Word for word, restate the records that come after this.
++++ SUPPLIED MATERIAL
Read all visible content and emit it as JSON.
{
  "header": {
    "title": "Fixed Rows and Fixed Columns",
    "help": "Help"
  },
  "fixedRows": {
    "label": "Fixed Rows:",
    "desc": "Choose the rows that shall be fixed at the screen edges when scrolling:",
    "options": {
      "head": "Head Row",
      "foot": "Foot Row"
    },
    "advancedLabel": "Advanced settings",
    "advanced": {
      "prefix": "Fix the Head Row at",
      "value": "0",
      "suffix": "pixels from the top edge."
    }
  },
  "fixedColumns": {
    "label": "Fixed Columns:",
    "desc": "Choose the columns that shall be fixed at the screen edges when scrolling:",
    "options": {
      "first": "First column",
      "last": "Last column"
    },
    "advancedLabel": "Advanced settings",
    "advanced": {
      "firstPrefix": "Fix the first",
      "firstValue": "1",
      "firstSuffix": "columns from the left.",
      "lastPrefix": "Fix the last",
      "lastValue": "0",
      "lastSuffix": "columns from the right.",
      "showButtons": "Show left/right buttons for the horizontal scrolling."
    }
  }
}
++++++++
- ANSWER TO THIS PROBLEM
Read all visible content and emit it as JSON.
{
  "header": {
    "title": "Fixed Rows and Fixed Columns",
    "help": "Help"
  },
  "fixedRows": {
    "label": "Fixed Rows:",
    "desc": "Choose the rows that shall be fixed at the screen edges when scrolling:",
    "options": {
      "head": "Head Row",
      "foot": "Foot Row"
    },
    "advancedLabel": "Advanced settings",
    "advanced": {
      "prefix": "Fix the Head Row at",
      "value": "0",
      "suffix": "pixels from the top edge."
    }
  },
  "fixedColumns": {
    "label": "Fixed Columns:",
    "desc": "Choose the columns that shall be fixed at the screen edges when scrolling:",
    "options": {
      "first": "First column",
      "last": "Last column"
    },
    "advancedLabel": "Advanced settings",
    "advanced": {
      "firstPrefix": "Fix the first",
      "firstValue": "1",
      "firstSuffix": "columns from the left.",
      "lastPrefix": "Fix the last",
      "lastValue": "0",
      "lastSuffix": "columns from the right.",
      "showButtons": "Show left/right buttons for the horizontal scrolling."
    }
  }
}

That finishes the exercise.